An Indian court has freed 35 crew members of a US-owned ship who were accused of illegally transporting weapons into Indian waters. The ship's owners say the vessel was involved in anti-piracy operations.
An appeals court in India has overturned a prison sentence handed down to 35 crew members and security guards from a US-owned ship charged with illegally transporting weapons and ammunition in Indian waters in 2013.
The men, consisting of altogether 23 Ukrainian, Estonian and British nationals along with 12 Indians, had been given five-year jail terms by a lower court in January 2016.
They were arrested in October 2013 after their ship, the MV Seaman Guard Ohio, was intercepted by the Indian coast guard off the southern state of Tamil Nadu.
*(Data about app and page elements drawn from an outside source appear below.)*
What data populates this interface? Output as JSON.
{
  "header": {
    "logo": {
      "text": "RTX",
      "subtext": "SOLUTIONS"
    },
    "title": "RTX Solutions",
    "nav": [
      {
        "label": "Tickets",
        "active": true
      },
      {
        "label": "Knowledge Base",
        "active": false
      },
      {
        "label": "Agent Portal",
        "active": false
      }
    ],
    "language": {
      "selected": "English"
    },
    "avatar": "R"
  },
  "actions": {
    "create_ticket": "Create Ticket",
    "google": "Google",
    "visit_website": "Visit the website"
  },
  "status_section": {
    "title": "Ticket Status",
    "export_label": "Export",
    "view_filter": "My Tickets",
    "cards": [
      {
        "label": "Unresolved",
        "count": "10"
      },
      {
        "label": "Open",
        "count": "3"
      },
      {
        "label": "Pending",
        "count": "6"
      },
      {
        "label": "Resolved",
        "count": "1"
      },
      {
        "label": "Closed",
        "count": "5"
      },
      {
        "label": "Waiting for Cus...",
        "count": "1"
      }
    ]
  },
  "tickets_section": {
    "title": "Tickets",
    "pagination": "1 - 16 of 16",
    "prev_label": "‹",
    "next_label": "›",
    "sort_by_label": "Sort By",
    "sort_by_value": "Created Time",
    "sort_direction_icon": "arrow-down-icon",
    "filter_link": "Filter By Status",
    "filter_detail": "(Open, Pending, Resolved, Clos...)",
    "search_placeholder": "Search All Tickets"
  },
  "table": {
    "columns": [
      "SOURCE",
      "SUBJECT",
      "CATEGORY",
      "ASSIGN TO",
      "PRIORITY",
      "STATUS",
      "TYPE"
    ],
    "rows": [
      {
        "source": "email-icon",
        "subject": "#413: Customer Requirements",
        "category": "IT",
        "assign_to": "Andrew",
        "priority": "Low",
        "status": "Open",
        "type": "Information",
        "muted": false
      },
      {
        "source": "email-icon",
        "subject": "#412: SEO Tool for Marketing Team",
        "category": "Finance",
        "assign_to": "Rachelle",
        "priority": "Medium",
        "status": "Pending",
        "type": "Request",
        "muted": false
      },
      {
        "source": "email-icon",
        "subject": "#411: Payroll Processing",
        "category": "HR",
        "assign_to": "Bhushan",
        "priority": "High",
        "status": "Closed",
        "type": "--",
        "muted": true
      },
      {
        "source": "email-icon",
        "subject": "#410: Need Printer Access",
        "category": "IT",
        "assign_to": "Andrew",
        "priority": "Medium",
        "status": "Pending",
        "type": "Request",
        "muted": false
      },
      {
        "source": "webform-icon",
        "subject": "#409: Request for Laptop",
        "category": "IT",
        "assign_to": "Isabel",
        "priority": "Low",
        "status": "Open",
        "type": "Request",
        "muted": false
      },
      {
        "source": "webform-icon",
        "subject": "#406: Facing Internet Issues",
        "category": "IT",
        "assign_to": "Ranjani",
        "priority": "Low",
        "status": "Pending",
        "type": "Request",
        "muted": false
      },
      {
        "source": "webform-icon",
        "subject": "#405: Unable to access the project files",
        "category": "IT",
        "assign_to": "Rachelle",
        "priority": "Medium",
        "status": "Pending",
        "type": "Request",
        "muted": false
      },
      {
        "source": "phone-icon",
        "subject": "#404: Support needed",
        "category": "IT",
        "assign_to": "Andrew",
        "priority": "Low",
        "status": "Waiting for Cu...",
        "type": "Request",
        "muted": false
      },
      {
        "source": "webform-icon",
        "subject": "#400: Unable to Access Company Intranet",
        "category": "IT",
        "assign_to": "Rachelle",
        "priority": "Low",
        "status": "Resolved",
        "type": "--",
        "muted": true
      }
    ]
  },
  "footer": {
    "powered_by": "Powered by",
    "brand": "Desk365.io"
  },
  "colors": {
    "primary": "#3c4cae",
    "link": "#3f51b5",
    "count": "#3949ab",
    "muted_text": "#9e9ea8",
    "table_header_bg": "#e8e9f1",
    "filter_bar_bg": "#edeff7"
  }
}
The men were charged with failing to have the proper permit to carry weapons in Indian waters, and with illegally obtaining subsidized fuel.
Police had seized 35 automatic weapons and some 5,700 rounds of ammunition from the security guards on the vessel.
The appeals court overturned the men's prison sentences, ruling that the prosecution had failed to prove that the ship had entered Indian territorial waters or that it had posed any threat.
Their defense lawyer, P. Muthusamy, said it was still unclear whether the prosecutor would appeal against Saturday's verdict before the Supreme Court.
The US-based maritime security company that owns the ship, AdvanFort, says the ship had been involved in anti-piracy operations and had drifted into Indian waters after its fuel ran out.
tj/msh (dpa, AFP, AP)